“Whether it’s a re-stream on social media, a piracy site, or using a TV-connected device, avoiding official providers to access content is illegal,” FACT wrote, linking to the BBC article.
Of course, it is FACT’s job to draw attention to such things but we wondered, given that Google is quite specific about the top titles searched for in 2019, whether Google’s search results were worthy of particular panic. Or, indeed, whether “where to watch” searches should always be considered dangerous and piracy related. But first, some background.
Over the past several years, copyright holders and anti-piracy groups have regularly complained that Google and other search engines help people find content online in a way that prioritizes pirated over legitimate content.
That isn’t the company’s intention, of course, but there have been numerous instances of pirate sites appearing higher in searches than those offering licensed content. In the UK, Google and various industry players agreed to tackle this and similar issues with the signing of a voluntary anti-piracy agreement back in 2017.
So, when placed alongside these top “how to” searches, has it worked?
#1: How to watch Champions League Final

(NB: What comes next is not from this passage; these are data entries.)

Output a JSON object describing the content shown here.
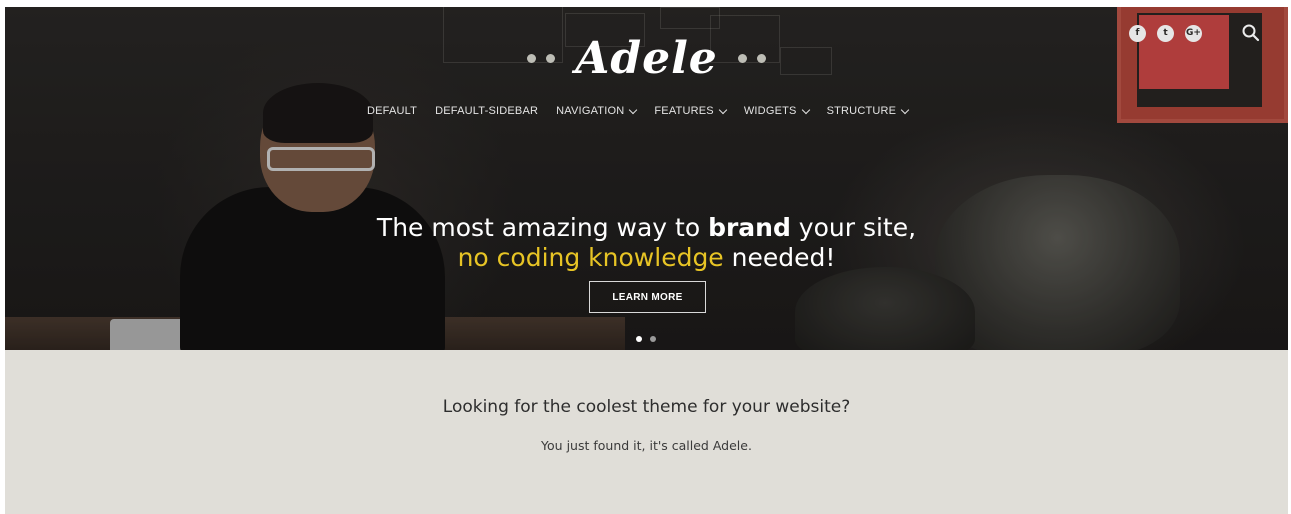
{
  "header": {
    "logo": "Adele",
    "social": [
      {
        "icon": "facebook-icon",
        "glyph": "f"
      },
      {
        "icon": "twitter-icon",
        "glyph": "t"
      },
      {
        "icon": "google-plus-icon",
        "glyph": "G+"
      }
    ],
    "search_icon": "search-icon"
  },
  "nav": {
    "items": [
      {
        "label": "DEFAULT",
        "has_submenu": false
      },
      {
        "label": "DEFAULT-SIDEBAR",
        "has_submenu": false
      },
      {
        "label": "NAVIGATION",
        "has_submenu": true
      },
      {
        "label": "FEATURES",
        "has_submenu": true
      },
      {
        "label": "WIDGETS",
        "has_submenu": true
      },
      {
        "label": "STRUCTURE",
        "has_submenu": true
      }
    ]
  },
  "hero": {
    "line1_pre": "The most amazing way to ",
    "line1_bold": "brand",
    "line1_post": " your site,",
    "line2_highlight": "no coding knowledge",
    "line2_post": " needed!",
    "button_label": "LEARN MORE",
    "slides_total": 2,
    "active_slide": 1
  },
  "intro": {
    "title": "Looking for the coolest theme for your website?",
    "subtitle": "You just found it, it's called Adele."
  },
  "colors": {
    "highlight": "#e7c425",
    "intro_bg": "#e0ded8",
    "poster": "#c65a4c"
  }
}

This search clearly related to the match between Tottenham Hotspur and Liverpool from which the latter emerged victorious, two goals to nil. However, the related Google search is particularly interesting since all of the top results showed users how to watch the match for free.
While that might sound like a cause for concern, these results linked exclusively to completely legal streams offered via established broadcasters. Clearly, the incentive to pirate had been mostly eliminated by giving consumers what they want.
#2: How to watch Game of Thrones
As one of the most popular shows in living memory, it’s no surprise that Game of Thrones appears in Google’s top search lists for the UK. In past years, this kind of search would’ve likely displayed ‘pirate’ results prominently but that is no longer the case. In our tests we had to go through several pages of Google results with links to either buy the show or articles detailing how to watch the show legally first. Pirate results were not prominent.
#5: How to watch KSI vs. Logan
Given the controversy surrounding this pair of YouTube celebrities, searches on how to watch the fight were bound to score highly. However, a search for the fight yet again yielded pages and pages of legitimate sources or articles detailing how to access the bout legally.
#10: How to watch Chernobyl
The results displayed following a “where to watch Chernobyl” search are very similar to those that are returned following a similar Game of Thrones query. One has to skip through pages and pages of legitimate results to find any pirate sources and, on the way, the emphasis to go legal is clear.
The legal choices, as they appear in Google’s results, are as follows: YouTube, Google Play, Amazon, NowTV, HBO, Sky, Hulu, iTunes, Showmax, DirectTV, HBONordic, HBOGo, and Verizon. Admittedly, not all of those are available to UK users, but that’s four pages deep into the results and not one pirate link in sight.
While this is a very limited sample, there does appear to have been a notable change in the way that Google displays its results in the UK when faced with a basic query of “where to watch X”. There is now a pretty clear bias towards legitimate sources in results presented in the first few pages.
Of course, those that wish to refine their searches to actively seek out pirated content will have more immediate success, that’s the way searches work. However, it’s now more difficult to argue that users will be diverted to pirated sources when they’re seeking out legal options, at least for the samples listed above.
It’s worth noting, however, that pirate users’ viewing habits are probably shifting. There is now less reliance on search engines and more emphasis on apps and tools that are designed to produce infringing results by default, which is the exact opposite of what Google offers in respect of the above.